▶ _TASK REQUIREMENTS_:
When you reproduce the entries below, keep each one exact and drop any pictures.
⁂
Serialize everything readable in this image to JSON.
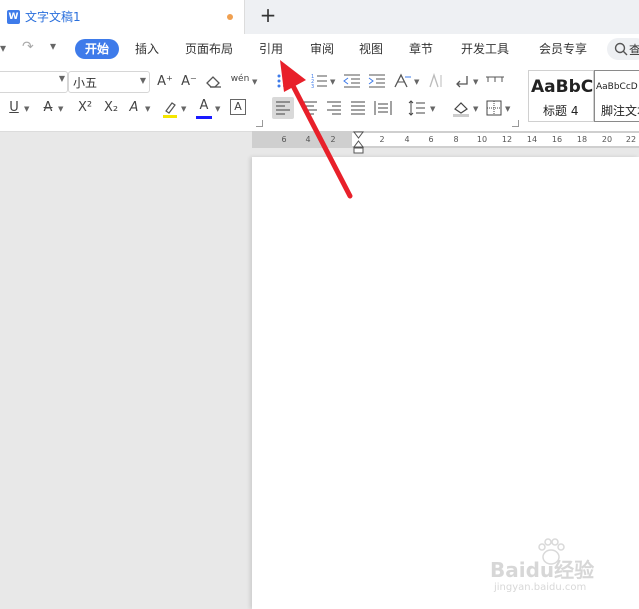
{
  "window": {
    "doc_tab_title": "文字文稿1",
    "doc_icon_letter": "W",
    "new_tab_symbol": "+"
  },
  "quick_access": {
    "undo_symbol": "↶",
    "redo_symbol": "↷",
    "more_symbol": "▾"
  },
  "menu": {
    "items": [
      "开始",
      "插入",
      "页面布局",
      "引用",
      "审阅",
      "视图",
      "章节",
      "开发工具",
      "会员专享"
    ],
    "active": "开始",
    "search_label": "查"
  },
  "toolbar": {
    "font_size": "小五",
    "font_name": "",
    "grow_font": "A⁺",
    "shrink_font": "A⁻",
    "underline": "U",
    "strikethrough": "A",
    "superscript": "X²",
    "subscript": "X₂",
    "text_effect": "A",
    "font_color": "A",
    "char_border": "A",
    "pinyin": "wén",
    "accent_colors": {
      "font_color_bar": "#1a1aff",
      "highlight_bar": "#f5e600"
    }
  },
  "styles": {
    "heading4_preview": "AaBbC",
    "heading4_label": "标题 4",
    "footnote_preview": "AaBbCcD",
    "footnote_label": "脚注文本"
  },
  "ruler": {
    "numbers": [
      "6",
      "4",
      "2",
      "2",
      "4",
      "6",
      "8",
      "10",
      "12",
      "14",
      "16",
      "18",
      "20",
      "22"
    ]
  },
  "watermark": {
    "brand": "Baidu经验",
    "url": "jingyan.baidu.com"
  },
  "colors": {
    "accent": "#3e7bea",
    "annotation_arrow": "#e8202a"
  }
}
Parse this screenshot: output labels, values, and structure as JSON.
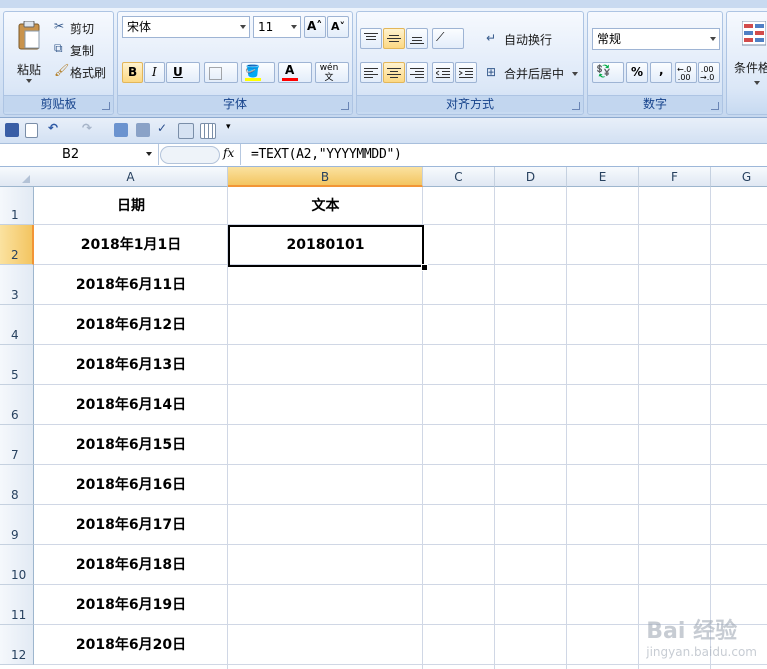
{
  "ribbon": {
    "groups": {
      "clipboard": {
        "label": "剪贴板",
        "paste": "粘贴",
        "cut": "剪切",
        "copy": "复制",
        "format_painter": "格式刷"
      },
      "font": {
        "label": "字体",
        "font_name": "宋体",
        "font_size": "11",
        "bold": "B",
        "italic": "I",
        "underline": "U",
        "font_color_letter": "A",
        "phonetic": "wén 文"
      },
      "alignment": {
        "label": "对齐方式",
        "wrap_text": "自动换行",
        "merge_center": "合并后居中"
      },
      "number": {
        "label": "数字",
        "format": "常规",
        "percent": "%",
        "comma": ","
      },
      "styles": {
        "label": "条件格"
      }
    }
  },
  "formula_bar": {
    "name_box": "B2",
    "fx": "fx",
    "formula": "=TEXT(A2,\"YYYYMMDD\")"
  },
  "columns": [
    "A",
    "B",
    "C",
    "D",
    "E",
    "F",
    "G"
  ],
  "rows": [
    "1",
    "2",
    "3",
    "4",
    "5",
    "6",
    "7",
    "8",
    "9",
    "10",
    "11",
    "12"
  ],
  "cells": {
    "A": [
      "日期",
      "2018年1月1日",
      "2018年6月11日",
      "2018年6月12日",
      "2018年6月13日",
      "2018年6月14日",
      "2018年6月15日",
      "2018年6月16日",
      "2018年6月17日",
      "2018年6月18日",
      "2018年6月19日",
      "2018年6月20日"
    ],
    "B": [
      "文本",
      "20180101",
      "",
      "",
      "",
      "",
      "",
      "",
      "",
      "",
      "",
      ""
    ]
  },
  "watermark": {
    "brand": "Bai 经验",
    "url": "jingyan.baidu.com"
  },
  "colors": {
    "selection_header": "#f3c561",
    "ribbon_text": "#15428b"
  }
}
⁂
▶ _SOLUTION FOR THIS EXERCISE_:
Serialize everything readable in this image to JSON.
{
  "window": {
    "doc_tab_title": "文字文稿1",
    "doc_icon_letter": "W",
    "new_tab_symbol": "+"
  },
  "quick_access": {
    "undo_symbol": "↶",
    "redo_symbol": "↷",
    "more_symbol": "▾"
  },
  "menu": {
    "items": [
      "开始",
      "插入",
      "页面布局",
      "引用",
      "审阅",
      "视图",
      "章节",
      "开发工具",
      "会员专享"
    ],
    "active": "开始",
    "search_label": "查"
  },
  "toolbar": {
    "font_size": "小五",
    "font_name": "",
    "grow_font": "A⁺",
    "shrink_font": "A⁻",
    "underline": "U",
    "strikethrough": "A",
    "superscript": "X²",
    "subscript": "X₂",
    "text_effect": "A",
    "font_color": "A",
    "char_border": "A",
    "pinyin": "wén",
    "accent_colors": {
      "font_color_bar": "#1a1aff",
      "highlight_bar": "#f5e600"
    }
  },
  "styles": {
    "heading4_preview": "AaBbC",
    "heading4_label": "标题 4",
    "footnote_preview": "AaBbCcD",
    "footnote_label": "脚注文本"
  },
  "ruler": {
    "numbers": [
      "6",
      "4",
      "2",
      "2",
      "4",
      "6",
      "8",
      "10",
      "12",
      "14",
      "16",
      "18",
      "20",
      "22"
    ]
  },
  "watermark": {
    "brand": "Baidu经验",
    "url": "jingyan.baidu.com"
  },
  "colors": {
    "accent": "#3e7bea",
    "annotation_arrow": "#e8202a"
  }
}
Parse this screenshot: output labels, values, and structure as JSON.
{
  "ribbon": {
    "groups": {
      "clipboard": {
        "label": "剪贴板",
        "paste": "粘贴",
        "cut": "剪切",
        "copy": "复制",
        "format_painter": "格式刷"
      },
      "font": {
        "label": "字体",
        "font_name": "宋体",
        "font_size": "11",
        "bold": "B",
        "italic": "I",
        "underline": "U",
        "font_color_letter": "A",
        "phonetic": "wén 文"
      },
      "alignment": {
        "label": "对齐方式",
        "wrap_text": "自动换行",
        "merge_center": "合并后居中"
      },
      "number": {
        "label": "数字",
        "format": "常规",
        "percent": "%",
        "comma": ","
      },
      "styles": {
        "label": "条件格"
      }
    }
  },
  "formula_bar": {
    "name_box": "B2",
    "fx": "fx",
    "formula": "=TEXT(A2,\"YYYYMMDD\")"
  },
  "columns": [
    "A",
    "B",
    "C",
    "D",
    "E",
    "F",
    "G"
  ],
  "rows": [
    "1",
    "2",
    "3",
    "4",
    "5",
    "6",
    "7",
    "8",
    "9",
    "10",
    "11",
    "12"
  ],
  "cells": {
    "A": [
      "日期",
      "2018年1月1日",
      "2018年6月11日",
      "2018年6月12日",
      "2018年6月13日",
      "2018年6月14日",
      "2018年6月15日",
      "2018年6月16日",
      "2018年6月17日",
      "2018年6月18日",
      "2018年6月19日",
      "2018年6月20日"
    ],
    "B": [
      "文本",
      "20180101",
      "",
      "",
      "",
      "",
      "",
      "",
      "",
      "",
      "",
      ""
    ]
  },
  "watermark": {
    "brand": "Bai 经验",
    "url": "jingyan.baidu.com"
  },
  "colors": {
    "selection_header": "#f3c561",
    "ribbon_text": "#15428b"
  }
}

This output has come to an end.